What to do ->
The answer must be every line below that contains the string "locales".

Exercise data ->
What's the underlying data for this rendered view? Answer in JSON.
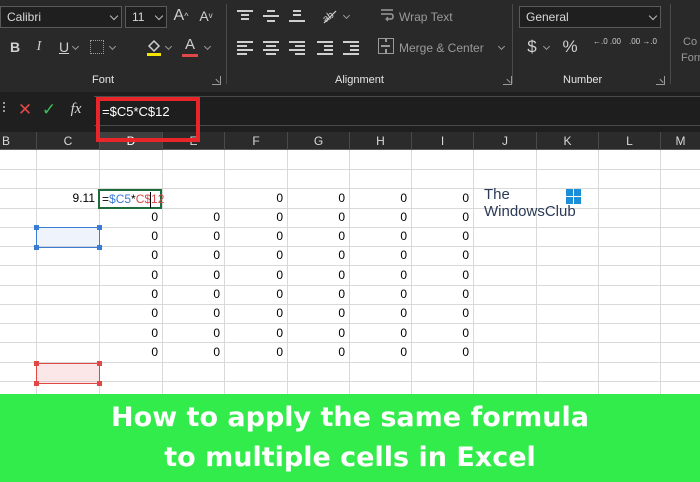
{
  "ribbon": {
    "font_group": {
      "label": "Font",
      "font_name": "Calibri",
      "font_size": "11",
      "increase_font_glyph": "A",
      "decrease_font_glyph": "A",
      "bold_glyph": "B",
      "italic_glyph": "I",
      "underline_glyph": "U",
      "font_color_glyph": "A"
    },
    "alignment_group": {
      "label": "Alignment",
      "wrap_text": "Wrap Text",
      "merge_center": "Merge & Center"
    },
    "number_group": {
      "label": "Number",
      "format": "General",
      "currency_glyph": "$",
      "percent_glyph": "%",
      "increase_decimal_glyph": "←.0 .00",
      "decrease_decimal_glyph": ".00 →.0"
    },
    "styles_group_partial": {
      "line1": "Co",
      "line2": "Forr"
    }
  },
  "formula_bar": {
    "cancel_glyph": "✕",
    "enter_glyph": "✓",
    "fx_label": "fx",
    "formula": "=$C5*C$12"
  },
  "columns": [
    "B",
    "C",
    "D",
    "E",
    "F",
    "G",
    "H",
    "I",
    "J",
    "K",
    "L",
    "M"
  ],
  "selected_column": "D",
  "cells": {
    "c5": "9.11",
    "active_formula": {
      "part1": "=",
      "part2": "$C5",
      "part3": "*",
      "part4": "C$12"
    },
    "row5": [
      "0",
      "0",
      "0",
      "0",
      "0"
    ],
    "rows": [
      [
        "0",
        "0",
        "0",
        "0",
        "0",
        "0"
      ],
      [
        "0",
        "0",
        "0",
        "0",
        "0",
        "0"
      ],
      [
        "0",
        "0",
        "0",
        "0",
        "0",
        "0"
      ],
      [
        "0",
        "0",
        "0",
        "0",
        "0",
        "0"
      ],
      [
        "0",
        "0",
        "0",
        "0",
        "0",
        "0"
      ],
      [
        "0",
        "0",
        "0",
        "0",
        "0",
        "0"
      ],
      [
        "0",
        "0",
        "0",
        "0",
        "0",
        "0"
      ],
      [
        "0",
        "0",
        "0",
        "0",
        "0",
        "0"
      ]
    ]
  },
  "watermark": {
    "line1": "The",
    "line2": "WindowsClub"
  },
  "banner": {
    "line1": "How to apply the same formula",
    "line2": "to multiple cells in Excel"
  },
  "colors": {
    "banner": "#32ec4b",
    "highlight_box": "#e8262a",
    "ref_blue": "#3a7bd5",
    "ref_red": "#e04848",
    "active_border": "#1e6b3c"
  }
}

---

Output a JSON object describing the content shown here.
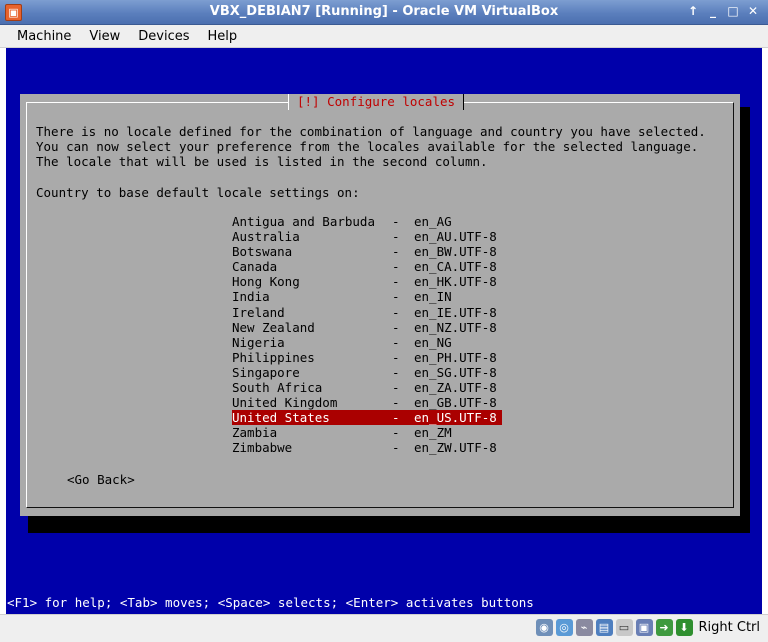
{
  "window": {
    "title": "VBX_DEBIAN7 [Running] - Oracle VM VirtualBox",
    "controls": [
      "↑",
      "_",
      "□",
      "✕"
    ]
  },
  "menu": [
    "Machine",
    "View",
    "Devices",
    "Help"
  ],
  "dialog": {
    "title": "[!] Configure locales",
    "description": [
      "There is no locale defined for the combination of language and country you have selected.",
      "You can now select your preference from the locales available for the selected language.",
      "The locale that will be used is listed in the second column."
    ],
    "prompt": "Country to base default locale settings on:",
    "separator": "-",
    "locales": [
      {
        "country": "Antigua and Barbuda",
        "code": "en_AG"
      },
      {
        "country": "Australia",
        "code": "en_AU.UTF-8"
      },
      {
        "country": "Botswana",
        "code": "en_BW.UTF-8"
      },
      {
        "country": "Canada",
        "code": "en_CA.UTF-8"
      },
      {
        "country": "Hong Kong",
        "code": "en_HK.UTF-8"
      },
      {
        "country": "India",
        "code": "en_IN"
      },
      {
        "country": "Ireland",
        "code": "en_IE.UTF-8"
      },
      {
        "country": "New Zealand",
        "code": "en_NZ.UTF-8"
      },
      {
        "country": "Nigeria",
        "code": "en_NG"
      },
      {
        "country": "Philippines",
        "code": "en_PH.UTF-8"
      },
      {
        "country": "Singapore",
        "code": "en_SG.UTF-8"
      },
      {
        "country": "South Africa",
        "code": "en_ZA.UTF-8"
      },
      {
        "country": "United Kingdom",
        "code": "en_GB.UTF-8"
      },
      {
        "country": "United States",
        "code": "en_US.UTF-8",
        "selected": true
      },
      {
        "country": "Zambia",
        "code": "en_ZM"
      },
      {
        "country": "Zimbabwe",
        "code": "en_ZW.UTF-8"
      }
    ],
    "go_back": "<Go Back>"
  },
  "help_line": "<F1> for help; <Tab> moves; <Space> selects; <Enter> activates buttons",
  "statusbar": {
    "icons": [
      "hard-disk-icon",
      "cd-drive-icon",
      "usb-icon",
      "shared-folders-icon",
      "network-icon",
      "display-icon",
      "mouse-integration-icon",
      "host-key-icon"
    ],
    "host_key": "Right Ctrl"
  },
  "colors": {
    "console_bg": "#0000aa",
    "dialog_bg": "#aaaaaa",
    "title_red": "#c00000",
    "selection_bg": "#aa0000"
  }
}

Solution ->
    "title": "[!] Configure locales",
      "You can now select your preference from the locales available for the selected language.",
    "locales": [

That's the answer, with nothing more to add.